A maintenance worker stands above an open manhole, peering down into the dark confined space below. Even using his flashlight he cannot see the bottom of the pit, so he has no way of knowing if it is dry or if there is water in the bottom. More importantly, he does not see the unforeseen gas hazards that may be lurking below. He slowly lowers a sampling tube connected to a gas monitor into the area to detect if any hidden dangers await.

At the same time, 200 miles away, a maintenance worker is walking through a chemical refinery, inspecting pipes and valves for leaks. Many of the joints and valves that are being inspected are 10-15 feet high, requiring the worker to use a sampling probe to search for the leaks.

Detecting unforeseen hazards

Workers in a variety of industries face similar situations daily. What do these scenarios have in common? Both require gas monitoring instrumentation, and both require a sampling pump to pull the air sample from the spaces around the worker, valves or fittings and deliver it to a gas monitoring device. Detecting unforeseen hazards in vaults, vessels and pits as well as inspecting lines, valves and joints for leaks is common practice in many industries today.

Remote sampling can be accomplished in various ways. A sample-draw method should be used to pull the sample from the area and deliver it to the instrument for accurate reading of the remote space. Today there are a number of instruments on the market that incorporate a pump in the instrument, or external pumps can be attached to the instrument. When using either type of gas monitoring device, there are several guidelines that should be followed.

1) Testing

As a basic safety rule, gas monitors should be tested prior to each day’s use. This simple test is commonly referred to as a bump test or function test. It consists of exposing the instrument to known concentrations of test gas and verifying that the sensors respond to gas and that the alarms are working properly.

When using sampling pumps, particularly those that are external to the instrument, a step is sometimes overlooked. Daily testing of the instrument should be performed in the manner in which it is being used. If an external pump is going to be used in conjunction with the instrument, then the bump/functional test should be performed using the pump. This ensures that the pump is delivering the gas sample to the sensors appropriately, and the sensors are responding properly.

Another test that is frequently overlooked is to actually test the pump to make sure it is working properly. Most pumps and instruments today contain a method of detecting if there is a blockage in the sampling lines. If the gas sample cannot make it to the sensors due to pinched tubing or blocked filters, the instrument will not see gas. If there is a block in the delivery system, the instrument should notify the end-user with some type of alarm indication. This test is simply done by blocking the inlet to the pump and then ensuring that the instrument alerts the user of the blocked pump condition.

2) Maintenance

The biggest threats and enemies of any sampling pump are dust, dirt and water. These environmental elements can impact the performance of the pump and/or damage the pump.
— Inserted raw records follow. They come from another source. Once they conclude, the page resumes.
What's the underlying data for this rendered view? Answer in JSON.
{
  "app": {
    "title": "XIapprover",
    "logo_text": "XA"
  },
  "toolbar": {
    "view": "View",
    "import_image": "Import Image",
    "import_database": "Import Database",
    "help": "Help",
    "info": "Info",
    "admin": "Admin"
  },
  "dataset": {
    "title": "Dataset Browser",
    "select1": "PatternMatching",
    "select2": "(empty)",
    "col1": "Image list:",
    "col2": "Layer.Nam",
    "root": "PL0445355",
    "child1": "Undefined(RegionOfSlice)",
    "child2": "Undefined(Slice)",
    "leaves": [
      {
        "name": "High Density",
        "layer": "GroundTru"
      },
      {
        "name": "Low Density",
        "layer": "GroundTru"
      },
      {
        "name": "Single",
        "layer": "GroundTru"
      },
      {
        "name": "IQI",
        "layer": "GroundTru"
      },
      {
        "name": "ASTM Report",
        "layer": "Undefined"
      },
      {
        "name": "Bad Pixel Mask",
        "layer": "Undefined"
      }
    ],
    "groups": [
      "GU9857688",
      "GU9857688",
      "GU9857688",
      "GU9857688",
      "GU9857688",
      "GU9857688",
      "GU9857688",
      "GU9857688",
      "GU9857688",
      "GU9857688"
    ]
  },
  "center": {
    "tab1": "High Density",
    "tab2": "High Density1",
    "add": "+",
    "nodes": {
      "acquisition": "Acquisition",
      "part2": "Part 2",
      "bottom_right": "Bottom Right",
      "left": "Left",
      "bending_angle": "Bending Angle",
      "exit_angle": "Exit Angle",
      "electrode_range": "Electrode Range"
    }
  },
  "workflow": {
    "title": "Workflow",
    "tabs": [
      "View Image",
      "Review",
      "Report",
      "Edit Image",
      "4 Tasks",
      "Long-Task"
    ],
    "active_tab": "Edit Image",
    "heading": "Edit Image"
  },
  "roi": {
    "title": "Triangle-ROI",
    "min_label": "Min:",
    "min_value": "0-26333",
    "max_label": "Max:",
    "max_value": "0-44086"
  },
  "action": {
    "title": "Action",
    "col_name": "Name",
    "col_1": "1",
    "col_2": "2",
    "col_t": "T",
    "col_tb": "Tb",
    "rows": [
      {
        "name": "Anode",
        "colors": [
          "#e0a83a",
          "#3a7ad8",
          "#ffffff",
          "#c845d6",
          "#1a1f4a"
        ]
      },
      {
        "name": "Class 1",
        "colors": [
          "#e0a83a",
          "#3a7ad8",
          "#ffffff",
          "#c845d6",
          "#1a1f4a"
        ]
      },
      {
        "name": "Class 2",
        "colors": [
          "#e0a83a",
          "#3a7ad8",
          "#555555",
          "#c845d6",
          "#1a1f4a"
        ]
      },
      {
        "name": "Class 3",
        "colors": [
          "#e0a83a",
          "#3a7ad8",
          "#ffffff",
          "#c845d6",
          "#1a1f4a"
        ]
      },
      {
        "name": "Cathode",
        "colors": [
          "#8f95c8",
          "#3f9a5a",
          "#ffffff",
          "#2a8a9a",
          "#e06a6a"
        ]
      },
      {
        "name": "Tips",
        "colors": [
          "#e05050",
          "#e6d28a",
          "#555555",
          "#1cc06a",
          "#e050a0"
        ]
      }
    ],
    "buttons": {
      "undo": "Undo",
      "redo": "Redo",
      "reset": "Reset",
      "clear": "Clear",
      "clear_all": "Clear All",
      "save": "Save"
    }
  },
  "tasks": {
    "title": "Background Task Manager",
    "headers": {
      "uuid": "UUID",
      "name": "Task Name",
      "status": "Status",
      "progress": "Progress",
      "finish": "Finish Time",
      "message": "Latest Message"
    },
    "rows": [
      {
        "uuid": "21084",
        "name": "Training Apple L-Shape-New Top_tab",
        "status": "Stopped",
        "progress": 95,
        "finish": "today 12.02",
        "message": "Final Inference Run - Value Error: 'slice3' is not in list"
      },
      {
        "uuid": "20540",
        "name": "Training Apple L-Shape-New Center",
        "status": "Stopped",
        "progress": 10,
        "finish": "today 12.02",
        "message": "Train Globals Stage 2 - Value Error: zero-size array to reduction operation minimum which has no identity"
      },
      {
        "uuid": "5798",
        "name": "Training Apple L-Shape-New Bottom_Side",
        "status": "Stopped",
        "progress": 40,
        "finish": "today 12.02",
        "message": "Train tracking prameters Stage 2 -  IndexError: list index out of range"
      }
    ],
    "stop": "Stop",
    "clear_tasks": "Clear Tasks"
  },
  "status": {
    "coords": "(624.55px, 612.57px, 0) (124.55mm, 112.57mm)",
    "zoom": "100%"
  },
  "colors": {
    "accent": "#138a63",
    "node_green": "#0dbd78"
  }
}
To combat this, many pumps contain either internal filters, external filters or a combination of both. These filters keep the dust, dirt and water from being drawn into the pump and delivered to the sensors. If dust, dirt or water reach the sensors, the instrument’s performance can be jeopardized.

These filters should be checked and replaced regularly to ensure they are not clogged or damaged. When drawing samples from pits, an external filter on the end of the sampling line should be used. This will keep water out of the end of the line if it is dropped into a liquid.

3) Patience

When sampling with pumps, users must have patience. The pump is being used to draw the sample a distance before reaching the sensors, and this takes time. The amount of time is directly proportional to the length of tubing or the length of the probe being used.

A good rule to follow is to allow two seconds per foot of tubing used. This allows ample time for the sample to be delivered to the sensors. Another good practice is to allow the instrument to draw a sample for two minutes from each location. Gases tend to stratify in confined areas. Heavier gases sink to the bottom (such as hydrogen sulfide), and lighter gases will elevate towards the top (methane). Taking measurements in each of these locations for two minutes is a good practice to ensure worker safety.

4) Integrity

The integrity of the sampling lines or probes being used should be tested and inspected for leaks or kinks. Leaks in the sampling system can dilute gas samples and give false readings to the end-user.

Testing the integrity of the system is done by simply blocking the end of the sampling line or probe to see if the pump recognizes the blockage by going into alarm. If it does not, then there is a possible leak in the tubing or probe. Visual inspection should be performed on the sampling equipment to see if there are any bad seals, fittings or punctures in the line.

5) Absorption

Certain types of tubing, such as Tygon®, absorb certain toxic gases (such as chlorine or ammonia). When sampling toxic gases, make sure the gas being sampled will not be absorbed by the tubing. Urethane and Teflon®-lined tubing are good alternatives to Tygon® because they do not absorb gases.

Knowing and understanding the proper use, limitations and maintenance of sampling pumps will ensure worker safety, proper leak detection and accurate process measurements in the field.